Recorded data
____

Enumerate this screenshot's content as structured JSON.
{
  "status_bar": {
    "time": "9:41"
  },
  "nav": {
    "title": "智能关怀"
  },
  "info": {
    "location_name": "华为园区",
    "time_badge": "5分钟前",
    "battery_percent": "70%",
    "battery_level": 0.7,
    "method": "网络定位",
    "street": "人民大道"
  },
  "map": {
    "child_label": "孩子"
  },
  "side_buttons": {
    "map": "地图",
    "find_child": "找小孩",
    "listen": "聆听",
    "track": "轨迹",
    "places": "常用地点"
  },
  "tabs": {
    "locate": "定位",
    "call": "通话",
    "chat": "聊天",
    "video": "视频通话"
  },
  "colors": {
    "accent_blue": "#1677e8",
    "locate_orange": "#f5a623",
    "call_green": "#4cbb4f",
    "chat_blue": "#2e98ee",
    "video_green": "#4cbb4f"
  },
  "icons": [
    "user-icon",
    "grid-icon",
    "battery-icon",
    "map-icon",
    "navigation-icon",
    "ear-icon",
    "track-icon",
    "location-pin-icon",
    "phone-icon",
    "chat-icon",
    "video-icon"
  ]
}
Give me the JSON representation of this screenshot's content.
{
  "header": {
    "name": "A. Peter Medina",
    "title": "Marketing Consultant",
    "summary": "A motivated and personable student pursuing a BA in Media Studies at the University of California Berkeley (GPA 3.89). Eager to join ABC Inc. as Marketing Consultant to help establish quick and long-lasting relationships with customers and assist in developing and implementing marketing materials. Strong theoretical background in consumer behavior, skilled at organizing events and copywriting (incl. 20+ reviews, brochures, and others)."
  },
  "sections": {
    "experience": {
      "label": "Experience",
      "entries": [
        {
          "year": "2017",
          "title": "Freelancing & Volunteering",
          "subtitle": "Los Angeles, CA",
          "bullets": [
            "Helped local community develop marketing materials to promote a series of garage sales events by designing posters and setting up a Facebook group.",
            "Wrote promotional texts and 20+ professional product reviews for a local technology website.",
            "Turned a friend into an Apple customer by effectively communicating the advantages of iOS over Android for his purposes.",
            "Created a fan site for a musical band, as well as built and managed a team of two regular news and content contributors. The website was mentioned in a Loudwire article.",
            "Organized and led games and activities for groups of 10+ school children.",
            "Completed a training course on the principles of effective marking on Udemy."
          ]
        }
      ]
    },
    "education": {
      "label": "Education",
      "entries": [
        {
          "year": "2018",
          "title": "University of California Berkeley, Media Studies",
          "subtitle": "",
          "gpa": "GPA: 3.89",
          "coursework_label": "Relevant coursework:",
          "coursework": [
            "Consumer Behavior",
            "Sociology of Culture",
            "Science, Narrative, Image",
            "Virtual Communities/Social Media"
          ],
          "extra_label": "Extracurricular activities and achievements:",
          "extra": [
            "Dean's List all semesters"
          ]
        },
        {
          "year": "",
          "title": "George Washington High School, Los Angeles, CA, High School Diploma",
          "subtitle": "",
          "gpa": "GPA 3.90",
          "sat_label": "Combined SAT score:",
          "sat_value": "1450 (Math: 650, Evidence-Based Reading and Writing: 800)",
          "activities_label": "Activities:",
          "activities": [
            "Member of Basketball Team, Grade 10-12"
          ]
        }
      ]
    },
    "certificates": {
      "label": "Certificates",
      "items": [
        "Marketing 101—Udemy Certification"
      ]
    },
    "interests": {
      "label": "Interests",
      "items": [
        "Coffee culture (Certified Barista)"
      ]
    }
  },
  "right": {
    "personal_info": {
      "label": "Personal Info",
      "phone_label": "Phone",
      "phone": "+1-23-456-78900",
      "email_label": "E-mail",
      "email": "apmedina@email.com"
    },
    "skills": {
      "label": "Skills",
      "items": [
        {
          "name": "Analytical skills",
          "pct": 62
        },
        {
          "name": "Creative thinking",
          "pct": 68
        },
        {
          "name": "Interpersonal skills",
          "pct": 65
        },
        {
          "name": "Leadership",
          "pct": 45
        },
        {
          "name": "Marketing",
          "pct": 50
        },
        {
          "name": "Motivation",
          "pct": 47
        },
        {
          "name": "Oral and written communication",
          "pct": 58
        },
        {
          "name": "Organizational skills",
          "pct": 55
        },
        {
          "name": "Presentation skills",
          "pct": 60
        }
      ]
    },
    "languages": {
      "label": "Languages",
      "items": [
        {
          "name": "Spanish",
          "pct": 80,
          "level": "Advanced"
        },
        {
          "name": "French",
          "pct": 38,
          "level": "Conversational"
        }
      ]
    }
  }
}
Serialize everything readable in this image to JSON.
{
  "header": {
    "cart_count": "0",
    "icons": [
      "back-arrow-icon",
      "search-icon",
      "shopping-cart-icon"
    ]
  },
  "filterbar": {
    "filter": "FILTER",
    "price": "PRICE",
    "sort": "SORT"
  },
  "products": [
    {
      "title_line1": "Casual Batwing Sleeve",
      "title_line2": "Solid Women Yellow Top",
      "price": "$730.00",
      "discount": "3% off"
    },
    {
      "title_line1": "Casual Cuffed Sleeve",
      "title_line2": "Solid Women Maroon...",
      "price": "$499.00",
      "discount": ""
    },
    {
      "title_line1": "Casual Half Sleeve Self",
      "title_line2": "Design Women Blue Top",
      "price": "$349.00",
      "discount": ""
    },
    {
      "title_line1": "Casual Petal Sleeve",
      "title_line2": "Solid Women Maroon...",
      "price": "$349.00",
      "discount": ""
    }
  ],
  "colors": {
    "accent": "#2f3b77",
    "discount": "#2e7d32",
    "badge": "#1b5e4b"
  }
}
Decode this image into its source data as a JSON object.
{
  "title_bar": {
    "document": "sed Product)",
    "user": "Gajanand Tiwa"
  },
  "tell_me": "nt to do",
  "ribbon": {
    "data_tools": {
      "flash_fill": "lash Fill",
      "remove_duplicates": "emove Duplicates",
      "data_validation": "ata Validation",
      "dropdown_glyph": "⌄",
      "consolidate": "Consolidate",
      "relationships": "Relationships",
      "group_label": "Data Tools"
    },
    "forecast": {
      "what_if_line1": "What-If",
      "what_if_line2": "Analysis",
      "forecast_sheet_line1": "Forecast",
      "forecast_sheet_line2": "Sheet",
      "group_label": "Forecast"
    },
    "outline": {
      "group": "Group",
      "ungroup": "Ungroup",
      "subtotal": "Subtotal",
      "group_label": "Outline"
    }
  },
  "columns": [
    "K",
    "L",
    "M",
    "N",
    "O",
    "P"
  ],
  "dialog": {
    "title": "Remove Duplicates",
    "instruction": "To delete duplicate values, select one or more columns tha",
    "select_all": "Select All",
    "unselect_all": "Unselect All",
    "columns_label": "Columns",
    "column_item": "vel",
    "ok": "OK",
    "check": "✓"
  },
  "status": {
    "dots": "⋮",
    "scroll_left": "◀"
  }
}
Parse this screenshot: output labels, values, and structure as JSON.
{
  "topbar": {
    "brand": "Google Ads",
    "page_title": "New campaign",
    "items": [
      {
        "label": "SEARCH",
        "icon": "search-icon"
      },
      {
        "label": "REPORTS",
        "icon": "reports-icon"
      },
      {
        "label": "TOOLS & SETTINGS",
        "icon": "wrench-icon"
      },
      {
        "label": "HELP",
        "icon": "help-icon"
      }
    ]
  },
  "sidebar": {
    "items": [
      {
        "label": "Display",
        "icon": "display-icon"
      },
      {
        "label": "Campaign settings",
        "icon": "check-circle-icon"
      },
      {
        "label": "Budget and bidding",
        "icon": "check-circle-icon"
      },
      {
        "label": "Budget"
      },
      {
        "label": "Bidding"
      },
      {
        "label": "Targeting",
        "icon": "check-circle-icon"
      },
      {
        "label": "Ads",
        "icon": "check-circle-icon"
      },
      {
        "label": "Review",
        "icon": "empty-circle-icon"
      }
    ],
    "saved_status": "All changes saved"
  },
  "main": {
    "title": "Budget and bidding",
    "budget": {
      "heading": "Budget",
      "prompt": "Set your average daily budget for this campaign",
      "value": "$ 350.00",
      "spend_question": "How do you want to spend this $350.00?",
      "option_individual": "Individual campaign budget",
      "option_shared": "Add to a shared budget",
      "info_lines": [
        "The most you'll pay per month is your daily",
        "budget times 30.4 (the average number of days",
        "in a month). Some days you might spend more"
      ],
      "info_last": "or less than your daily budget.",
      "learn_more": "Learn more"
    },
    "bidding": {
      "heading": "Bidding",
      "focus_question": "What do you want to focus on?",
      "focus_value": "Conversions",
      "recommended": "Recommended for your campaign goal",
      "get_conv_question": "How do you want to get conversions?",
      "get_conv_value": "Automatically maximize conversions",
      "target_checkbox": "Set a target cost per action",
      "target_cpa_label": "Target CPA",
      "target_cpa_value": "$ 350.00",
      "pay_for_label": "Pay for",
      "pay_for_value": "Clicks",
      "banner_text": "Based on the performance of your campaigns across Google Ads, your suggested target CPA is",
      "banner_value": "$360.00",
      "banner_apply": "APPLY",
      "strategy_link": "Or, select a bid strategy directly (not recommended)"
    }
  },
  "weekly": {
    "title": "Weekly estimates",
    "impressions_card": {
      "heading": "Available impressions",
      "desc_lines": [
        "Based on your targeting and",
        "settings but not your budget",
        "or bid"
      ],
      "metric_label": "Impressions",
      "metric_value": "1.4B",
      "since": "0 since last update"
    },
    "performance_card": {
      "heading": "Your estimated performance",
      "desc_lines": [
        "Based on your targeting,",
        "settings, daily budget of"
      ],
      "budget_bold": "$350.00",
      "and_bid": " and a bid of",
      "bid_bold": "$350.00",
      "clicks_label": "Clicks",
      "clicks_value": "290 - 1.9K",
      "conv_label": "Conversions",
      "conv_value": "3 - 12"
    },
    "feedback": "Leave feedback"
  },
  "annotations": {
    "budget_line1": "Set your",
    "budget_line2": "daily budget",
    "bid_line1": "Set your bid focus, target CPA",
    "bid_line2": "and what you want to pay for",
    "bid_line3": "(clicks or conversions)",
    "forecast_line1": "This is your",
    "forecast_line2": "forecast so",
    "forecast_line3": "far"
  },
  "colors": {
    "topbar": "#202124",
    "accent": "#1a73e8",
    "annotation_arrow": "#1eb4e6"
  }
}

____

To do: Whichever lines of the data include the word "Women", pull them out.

Written reply:
      "title_line2": "Solid Women Yellow Top",
      "title_line2": "Solid Women Maroon...",
      "title_line2": "Design Women Blue Top",
      "title_line2": "Solid Women Maroon...",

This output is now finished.